It is clear that the fragile constellation that makes up the Jewish state of Israel will be shaken and hurt by events like the disturbing confrontation at the Ephraim Brigade military headquarters between young, angry youth and the young, conscripted soldiers. Yet no event happens in a vacuum. These young people called the “hilltop youth” are passionate and idealistic youth that are slowly being pushed into a position of spiritual anarchism.
Generally anarchists hold to a philosophy that believes that the concept of a state is both unnecessary and harmful. That would not be the case with these youth. These youth grew up with the concept of the sanctity of a “state” that can be the framework for a higher purpose. Regrettably they have experienced a “state” that has expelled them from their homes, has labeled them, maligned them and has inflicted punishment on them on the basis of suspicion and not necessarily due to any sort of activity. They are a group of passionate young people who have been betrayed by cynicism and small minded politics.
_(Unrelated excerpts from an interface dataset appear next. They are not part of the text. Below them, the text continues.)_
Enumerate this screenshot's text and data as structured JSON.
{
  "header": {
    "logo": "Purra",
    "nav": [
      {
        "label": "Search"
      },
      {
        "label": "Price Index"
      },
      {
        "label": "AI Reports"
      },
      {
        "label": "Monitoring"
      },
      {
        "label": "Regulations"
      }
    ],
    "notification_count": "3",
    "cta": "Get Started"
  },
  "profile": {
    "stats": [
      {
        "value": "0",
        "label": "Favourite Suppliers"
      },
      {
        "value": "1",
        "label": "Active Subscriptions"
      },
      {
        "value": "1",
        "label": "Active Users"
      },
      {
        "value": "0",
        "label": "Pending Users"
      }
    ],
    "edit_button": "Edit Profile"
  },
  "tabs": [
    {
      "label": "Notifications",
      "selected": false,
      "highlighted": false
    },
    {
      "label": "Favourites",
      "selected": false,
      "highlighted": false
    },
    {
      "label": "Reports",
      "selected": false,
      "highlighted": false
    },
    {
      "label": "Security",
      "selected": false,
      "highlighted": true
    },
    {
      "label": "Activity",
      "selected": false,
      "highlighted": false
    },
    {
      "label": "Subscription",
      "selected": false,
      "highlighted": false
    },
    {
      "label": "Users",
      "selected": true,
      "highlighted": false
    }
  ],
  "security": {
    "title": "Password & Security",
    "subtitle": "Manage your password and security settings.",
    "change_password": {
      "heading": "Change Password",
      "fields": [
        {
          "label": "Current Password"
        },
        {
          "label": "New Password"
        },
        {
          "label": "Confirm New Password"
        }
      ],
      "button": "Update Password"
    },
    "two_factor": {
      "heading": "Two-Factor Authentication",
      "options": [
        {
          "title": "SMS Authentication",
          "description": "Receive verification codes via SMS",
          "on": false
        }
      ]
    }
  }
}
Yet all this cannot excuse an attack on fellow Jews.
What concerns me more, are the leaders and generals who have perhaps purposefully pushed these young people into this corner. It becomes especially dangerous when such leadership comes with an “impulsivity issue” combined with arrogance and conceit.
It seems as the Defense minister of Israel, Mr. Ehud Barak falls into such a category. While such impulsivity can sometimes express itself in courageous and daring military actions, they can also be dangerous tendencies when trying to lead a nation. In the past, Barak attempted to “force” Arafat to accept over 90% of the disputed territories in an ill conceived impulsive night at Camp David. It was that same impulsive tendency according to some military observers that led to Barak’s pullout from Lebanon that spawned the rise of the Hezbollah. He was also a fervent supporter of the disastrous disengagement from Gaza and Northern Shomron in 2005 that initiated the rise of Hamas into power .His off the cuff responses in interviews in which he expresses understanding as to why the Iranians desire nuclear weapons and why terrorists commit terror are not the responses of a well balanced political leader. His impulsive declaration at the Herzliya Conference in 2010 that “Israel was in danger of becoming an apartheid nation.” was another irresponsible usage of the same explosive incendiary language used by all of Israel’s enemies.
It was not surprising to discover that on the days before the disturbing confrontation at the Ephraim Brigade military headquarters Ehud Barak had unilaterally decided to call for the immediate destruction of Ramat Gilad. For that purpose he arranged for the mobilization of IDF soldiers and border police. All this preparation for destruction was going on at a time when Member of Parliament Benny Begin was hammering out an agreement between the state and the residents. Israeli radio reported that when Barak was informed of this arrangement he impulsively declared that he just didn’t like the agreement that was hammered out.
When his plans of destruction were frustrated, Ehud Barak again acted in an impulsive and arrogant fashion with his quick appointment of Commander Nitzan Alon to head the Israel Defense Forces’ Central Command. Former Judea and Samaria Division commander Nitzan Alon statements against the region’s Jewish community in the past do not bode well for the future. Yet Ehud Barak seems to want to make it clear that no one should interfere with his decisions. Barak would do well to look over his shoulder at a plaque on his wall.
Great military leaders make great military leaders. Yet, great military leaders do not usually make great leaders. Great generals have great difficulty understanding the needs or the importance of each individual. They have great difficulty in even understanding the scope and depth of the democratic process. The greater trap waiting to engulf every great general is the exaggerated belief in one’s own power and might.
On the festival of Chanukah, we celebrate the victory of the small army of Maccabees over the oppressive Greek warlords. It was the victory of the small group of faithful against the large hordes of the faithless. Miraculously, the few overwhelmed the many.
Yet, the focus of the festival of Chanukah seems to highlight the smaller miracle of the jar of oil. The little jar of oil that was found untouched and pure, and that had enough oil to last for one day, lasted, in fact, for the eight days needed to produce more oil. The Maharal asks the question why such emphasis is put on such a wonderful yet small miracle, which is much less impactful than the victory of the few against the many. The military victory, the Maharal explains, was a great miracle. Yet, the source of such a great miracle can usually be confused with military power and tactics. The Divine origins of such a victory can be lost amidst the din of the pompous self-adulation of the generals and the victors.
G-d used the jar of oil as a signature, to clarify the author of all miracles.
This is the message we hear in the Haftara read during Hanukkah. Zachariah describes a vision of another menorah with two olive trees on either side. When he asks the angel Gabriel to explain the meaning behind the vision he is told;
“This is the word of HaShem unto Zerubbavel, saying: ‘Not by might, nor by power, but by My spirit, ‘said HaShem of hosts”
It is this vision that became symbolized by the official symbol of the State of Israel, a menorah flanked by two olive branches. As Defense Minister Barak sits in his office, this emblem hangs on his wall. All he has to do is look over his shoulder.